1945: The Potsdam Declaration is signed. It outlined the terms for Japan’s surrender in WWII. But of course, Japan didn’t get to sign it. China, the U.S., and the U.K. got to outline the terms of the surrender. Well, to the victor go the spoils as they say. Some of the terms outlined in the declaration included:
- Complete disarmament
- Occupation of some regions of Japan
- The creation of a “responsible government” in Japan
The declaration also claimed that Japan would not be destroyed as a nation, nor their people enslaved. But only if they agreed to the terms. Otherwise, the declaration ended with the rather medieval warning of “prompt and utter destruction of Japan” if they failed to surrender unconditionally.
1875: Carl Jung
Carl Jung was born in Switzerland on this day in history. He is one of the founding fathers of psychiatry and the founder of analytical psychology. He met Freud in 1907 for the first time in Vienna, Austria. Jung lived to be 85 years old.
1943: Mick Jagger
Mick Jagger was born on this day, 1943, and he is a founding member of one of the world’s most famous bands, The Rolling Stones. As one of the most influential people in the history of music, Jagger’s prolific career has spanned more than half a century. He still tours.
1984: Ed Gein
Ed Gein is one American’s most infamous and disgusting serial killers. He made trophies out of his victim’s skin and bones, and he is said to have been the inspiration for Norman Bates in the novel and movie “Psycho.” Too bad he lived to the ripe old age of 77.

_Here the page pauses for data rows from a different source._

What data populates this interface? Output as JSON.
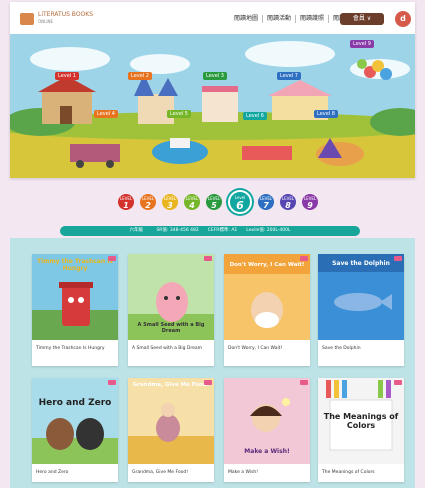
{
  "header": {
    "logo_text": "LiTERATUS BOOKS",
    "logo_sub": "ONLINE",
    "nav_links": [
      "閱讀地圖",
      "閱讀活動",
      "閱讀護照",
      "閱讀報告"
    ],
    "member_label": "會員 ∨",
    "avatar_letter": "d"
  },
  "map_levels": [
    "Level 1",
    "Level 2",
    "Level 3",
    "Level 4",
    "Level 5",
    "Level 6",
    "Level 7",
    "Level 8",
    "Level 9"
  ],
  "level_selector": {
    "items": [
      {
        "label": "LEVEL",
        "num": "1",
        "color": "#d4322c"
      },
      {
        "label": "LEVEL",
        "num": "2",
        "color": "#e8731f"
      },
      {
        "label": "LEVEL",
        "num": "3",
        "color": "#e8b51f"
      },
      {
        "label": "LEVEL",
        "num": "4",
        "color": "#75b628"
      },
      {
        "label": "LEVEL",
        "num": "5",
        "color": "#2a9a3e"
      },
      {
        "label": "Level",
        "num": "6",
        "color": "#12a6a0"
      },
      {
        "label": "LEVEL",
        "num": "7",
        "color": "#2f6fc2"
      },
      {
        "label": "LEVEL",
        "num": "8",
        "color": "#5646b2"
      },
      {
        "label": "LEVEL",
        "num": "9",
        "color": "#8a3aa8"
      }
    ],
    "active_index": 5
  },
  "info_bar": "六年級　　　SR值: 348-456 482　　CEFR標準: A1　　Lexile值: 200L-400L",
  "books": [
    {
      "title": "Timmy the Trashcan Is Hungry",
      "cover_title": "Timmy the Trashcan Is Hungry"
    },
    {
      "title": "A Small Seed with a Big Dream",
      "cover_title": "A Small Seed with a Big Dream"
    },
    {
      "title": "Don't Worry, I Can Wait!",
      "cover_title": "Don't Worry, I Can Wait!"
    },
    {
      "title": "Save the Dolphin",
      "cover_title": "Save the Dolphin"
    },
    {
      "title": "Hero and Zero",
      "cover_title": "Hero and Zero"
    },
    {
      "title": "Grandma, Give Me Food!",
      "cover_title": "Grandma, Give Me Food!"
    },
    {
      "title": "Make a Wish!",
      "cover_title": "Make a Wish!"
    },
    {
      "title": "The Meanings of Colors",
      "cover_title": "The Meanings of Colors"
    }
  ]
}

What’s the takeaway for this day in history, July 26? Don’t try to start a war or affront religion and common decency in Venice.